* [Work to be completed]
The answer must consist of every line from the entries below that contains the word "detected".

Stored data:

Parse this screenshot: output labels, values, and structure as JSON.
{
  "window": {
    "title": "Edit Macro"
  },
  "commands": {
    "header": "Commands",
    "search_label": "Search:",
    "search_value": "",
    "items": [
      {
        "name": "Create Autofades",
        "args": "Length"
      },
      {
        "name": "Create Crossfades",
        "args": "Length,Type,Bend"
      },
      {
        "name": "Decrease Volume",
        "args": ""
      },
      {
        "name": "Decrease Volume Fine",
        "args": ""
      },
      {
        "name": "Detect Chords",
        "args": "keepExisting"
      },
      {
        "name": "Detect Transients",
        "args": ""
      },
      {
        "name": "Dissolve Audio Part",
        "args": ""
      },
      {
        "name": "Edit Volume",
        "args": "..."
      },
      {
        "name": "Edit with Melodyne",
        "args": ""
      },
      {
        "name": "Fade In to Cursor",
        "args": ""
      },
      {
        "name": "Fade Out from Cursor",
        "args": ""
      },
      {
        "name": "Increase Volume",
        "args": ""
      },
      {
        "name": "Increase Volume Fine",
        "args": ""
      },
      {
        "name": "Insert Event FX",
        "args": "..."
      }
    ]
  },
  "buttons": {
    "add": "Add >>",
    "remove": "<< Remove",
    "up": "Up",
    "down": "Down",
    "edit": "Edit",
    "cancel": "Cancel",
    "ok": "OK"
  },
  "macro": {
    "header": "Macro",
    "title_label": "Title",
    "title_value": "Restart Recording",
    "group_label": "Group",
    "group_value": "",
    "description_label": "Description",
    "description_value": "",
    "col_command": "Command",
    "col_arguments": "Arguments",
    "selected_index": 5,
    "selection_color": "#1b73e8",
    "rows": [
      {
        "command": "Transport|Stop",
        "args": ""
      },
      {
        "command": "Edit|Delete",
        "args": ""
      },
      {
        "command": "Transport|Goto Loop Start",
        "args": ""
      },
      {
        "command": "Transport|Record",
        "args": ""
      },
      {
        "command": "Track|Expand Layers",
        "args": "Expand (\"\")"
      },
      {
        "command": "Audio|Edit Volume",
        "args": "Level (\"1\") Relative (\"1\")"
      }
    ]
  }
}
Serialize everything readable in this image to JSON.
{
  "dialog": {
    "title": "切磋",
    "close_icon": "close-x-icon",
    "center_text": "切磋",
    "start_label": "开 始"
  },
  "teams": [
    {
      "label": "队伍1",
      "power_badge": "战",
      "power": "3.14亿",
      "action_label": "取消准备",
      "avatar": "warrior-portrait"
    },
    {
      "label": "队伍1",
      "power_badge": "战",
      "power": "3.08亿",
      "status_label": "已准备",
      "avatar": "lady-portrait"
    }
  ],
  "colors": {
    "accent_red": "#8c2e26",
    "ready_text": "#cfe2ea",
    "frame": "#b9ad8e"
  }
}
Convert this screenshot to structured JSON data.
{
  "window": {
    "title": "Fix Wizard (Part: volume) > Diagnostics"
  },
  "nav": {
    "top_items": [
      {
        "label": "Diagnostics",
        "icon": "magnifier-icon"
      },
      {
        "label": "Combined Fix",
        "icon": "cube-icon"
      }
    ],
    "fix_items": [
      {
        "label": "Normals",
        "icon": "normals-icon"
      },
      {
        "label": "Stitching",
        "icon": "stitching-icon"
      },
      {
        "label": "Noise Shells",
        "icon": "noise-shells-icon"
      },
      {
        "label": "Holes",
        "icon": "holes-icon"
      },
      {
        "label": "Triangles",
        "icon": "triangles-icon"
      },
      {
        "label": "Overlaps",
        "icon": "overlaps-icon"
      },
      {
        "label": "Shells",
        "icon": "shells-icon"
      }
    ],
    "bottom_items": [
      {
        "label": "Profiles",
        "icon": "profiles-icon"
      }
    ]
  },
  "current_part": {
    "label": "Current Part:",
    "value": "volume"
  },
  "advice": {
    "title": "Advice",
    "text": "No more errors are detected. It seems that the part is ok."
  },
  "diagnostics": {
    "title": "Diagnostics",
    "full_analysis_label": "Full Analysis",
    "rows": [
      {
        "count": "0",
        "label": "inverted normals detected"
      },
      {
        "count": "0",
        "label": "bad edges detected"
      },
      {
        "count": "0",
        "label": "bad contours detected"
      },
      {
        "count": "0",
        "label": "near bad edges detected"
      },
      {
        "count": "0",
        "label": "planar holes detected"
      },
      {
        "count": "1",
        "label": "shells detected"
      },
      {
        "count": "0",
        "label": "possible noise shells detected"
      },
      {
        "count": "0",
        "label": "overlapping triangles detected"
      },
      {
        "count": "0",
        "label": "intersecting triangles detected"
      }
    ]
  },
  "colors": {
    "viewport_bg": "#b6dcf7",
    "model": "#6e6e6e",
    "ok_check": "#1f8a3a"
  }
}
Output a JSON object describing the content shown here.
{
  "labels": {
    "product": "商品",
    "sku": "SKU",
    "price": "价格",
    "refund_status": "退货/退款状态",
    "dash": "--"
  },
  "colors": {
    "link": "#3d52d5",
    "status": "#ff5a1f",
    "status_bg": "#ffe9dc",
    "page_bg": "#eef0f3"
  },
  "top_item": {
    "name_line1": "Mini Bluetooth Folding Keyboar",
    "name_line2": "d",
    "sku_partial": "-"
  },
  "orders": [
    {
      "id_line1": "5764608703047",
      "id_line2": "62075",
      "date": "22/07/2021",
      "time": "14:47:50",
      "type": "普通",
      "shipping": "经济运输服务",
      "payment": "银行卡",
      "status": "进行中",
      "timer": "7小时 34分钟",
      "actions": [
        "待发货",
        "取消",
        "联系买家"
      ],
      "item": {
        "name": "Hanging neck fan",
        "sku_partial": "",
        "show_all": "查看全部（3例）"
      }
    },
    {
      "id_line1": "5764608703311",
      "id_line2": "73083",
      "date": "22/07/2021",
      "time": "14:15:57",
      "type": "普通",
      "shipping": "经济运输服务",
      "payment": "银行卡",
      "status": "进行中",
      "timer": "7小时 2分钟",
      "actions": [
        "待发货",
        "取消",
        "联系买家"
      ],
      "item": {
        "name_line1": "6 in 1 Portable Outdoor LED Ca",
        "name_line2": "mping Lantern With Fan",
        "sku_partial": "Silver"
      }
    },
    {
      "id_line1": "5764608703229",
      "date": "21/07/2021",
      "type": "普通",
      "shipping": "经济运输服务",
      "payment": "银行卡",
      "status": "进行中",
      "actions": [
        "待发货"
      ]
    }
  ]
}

* [Task output]
    "text": "No more errors are detected. It seems that the part is ok."
        "label": "inverted normals detected"
        "label": "bad edges detected"
        "label": "bad contours detected"
        "label": "near bad edges detected"
        "label": "planar holes detected"
        "label": "shells detected"
        "label": "possible noise shells detected"
        "label": "overlapping triangles detected"
        "label": "intersecting triangles detected"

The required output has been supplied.